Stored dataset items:
---*---

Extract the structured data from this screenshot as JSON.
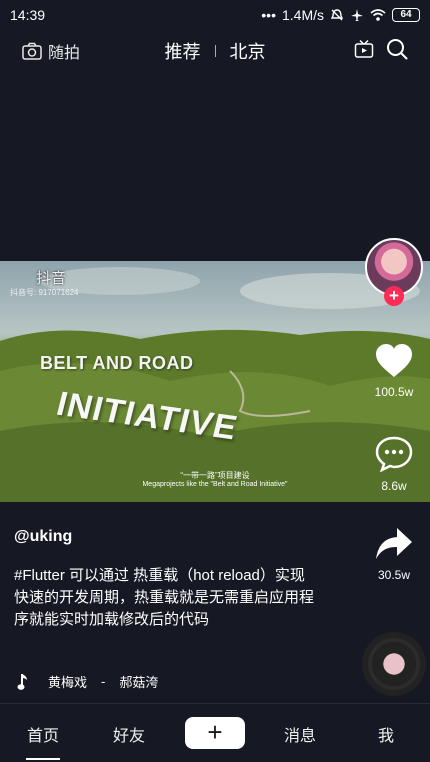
{
  "status_bar": {
    "time": "14:39",
    "network_speed": "1.4M/s",
    "battery": "64"
  },
  "top_bar": {
    "camera_label": "随拍",
    "tabs": [
      "推荐",
      "北京"
    ]
  },
  "video": {
    "watermark_logo": "抖音",
    "watermark_id": "抖音号: 917071624",
    "title_line1": "BELT AND ROAD",
    "title_line2": "INITIATIVE",
    "caption_cn": "“一带一路”项目建设",
    "caption_en": "Megaprojects like the \"Belt and Road Initiative\""
  },
  "actions": {
    "likes": "100.5w",
    "comments": "8.6w",
    "shares": "30.5w"
  },
  "post": {
    "author": "@uking",
    "description": "#Flutter 可以通过 热重载（hot reload）实现快速的开发周期，热重载就是无需重启应用程序就能实时加载修改后的代码",
    "music_title": "黄梅戏",
    "music_separator": "-",
    "music_artist": "郝菇洿"
  },
  "bottom_nav": {
    "home": "首页",
    "friends": "好友",
    "add": "+",
    "messages": "消息",
    "me": "我"
  },
  "colors": {
    "background": "#161823",
    "accent": "#fe2c55"
  }
}
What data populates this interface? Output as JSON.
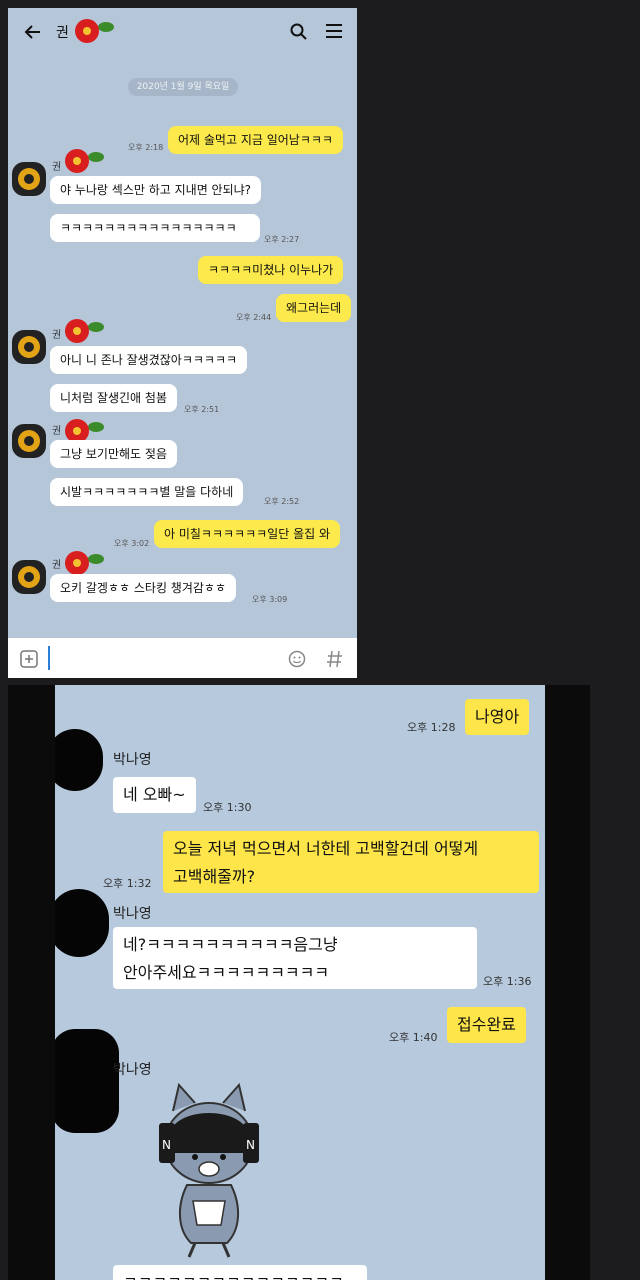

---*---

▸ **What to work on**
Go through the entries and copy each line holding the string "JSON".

▸ **Response to this task**
Extract the structured data from this screenshot as JSON.
What data populates this interface? Output as JSON.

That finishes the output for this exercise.